The world's fastest-growing major economy has seen a construction boom in the last two decades, which has also given rise to a nexus of corruption involving politicians, bureaucrats and powerful builders. 

Developers often sidestep many construction, urban-planning and environmental regulations, usually with impunity.

The outskirts of major cities like Mumbai, Delhi, Hyderabad and Bangalore have become traps for middle-class buyers who invest in projects that are never completed or get drawn into similar legal sagas.

In Delhi's suburbs of Noida and Greater Noida -- where the towers were demolished on Sunday -- it is estimated that more than 100 residential towers have been abandoned by builders, making these areas look like ghost cities.

Uday Bhan Singh Teotia, one of a group of residents whose case against private developer Supertech led to the demolition order, said before the event that it would be a vindication of his legal battle.

"The two new towers that they constructed were blocking everything -- our air and sunlight," Teotia, who lives close to the structures, told AFP. 

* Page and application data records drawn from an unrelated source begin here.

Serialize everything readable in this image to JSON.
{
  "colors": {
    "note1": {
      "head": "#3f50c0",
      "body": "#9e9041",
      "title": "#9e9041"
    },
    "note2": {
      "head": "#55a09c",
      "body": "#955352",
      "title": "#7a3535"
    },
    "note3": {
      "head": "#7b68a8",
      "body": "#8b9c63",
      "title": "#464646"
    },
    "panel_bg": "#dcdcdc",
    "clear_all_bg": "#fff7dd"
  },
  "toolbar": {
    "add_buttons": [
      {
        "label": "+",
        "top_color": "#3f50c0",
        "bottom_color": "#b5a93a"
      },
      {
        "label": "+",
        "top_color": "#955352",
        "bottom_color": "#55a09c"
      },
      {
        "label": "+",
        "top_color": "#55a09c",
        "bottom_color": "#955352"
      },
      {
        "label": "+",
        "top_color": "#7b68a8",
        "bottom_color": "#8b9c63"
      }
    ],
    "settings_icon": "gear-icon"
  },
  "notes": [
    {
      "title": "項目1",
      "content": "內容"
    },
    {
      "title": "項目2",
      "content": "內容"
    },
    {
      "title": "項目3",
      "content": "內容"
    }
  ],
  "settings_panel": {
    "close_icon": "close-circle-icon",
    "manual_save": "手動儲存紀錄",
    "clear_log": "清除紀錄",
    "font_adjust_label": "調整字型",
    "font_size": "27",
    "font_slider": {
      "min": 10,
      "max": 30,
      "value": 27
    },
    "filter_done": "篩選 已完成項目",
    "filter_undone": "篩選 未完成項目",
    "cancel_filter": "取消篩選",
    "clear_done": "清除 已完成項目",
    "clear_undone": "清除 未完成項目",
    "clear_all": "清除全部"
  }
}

Demolitions of residential buildings are rare in India, with builders often escaping with penalties or abandoning projects midway if they fall foul of the law. 

Four luxury high-rises in the southern state of Kerala were demolished for breaking environmental rules in 2020.

Lawyer Jayant Bhushan, who represented the complainants in the case against Supertech, said builders must clean up their act to win back home-buyers' trust.

"Unless builders follow rules, it will be hapless buyers who will end up burning their fingers again and again," he told AFP.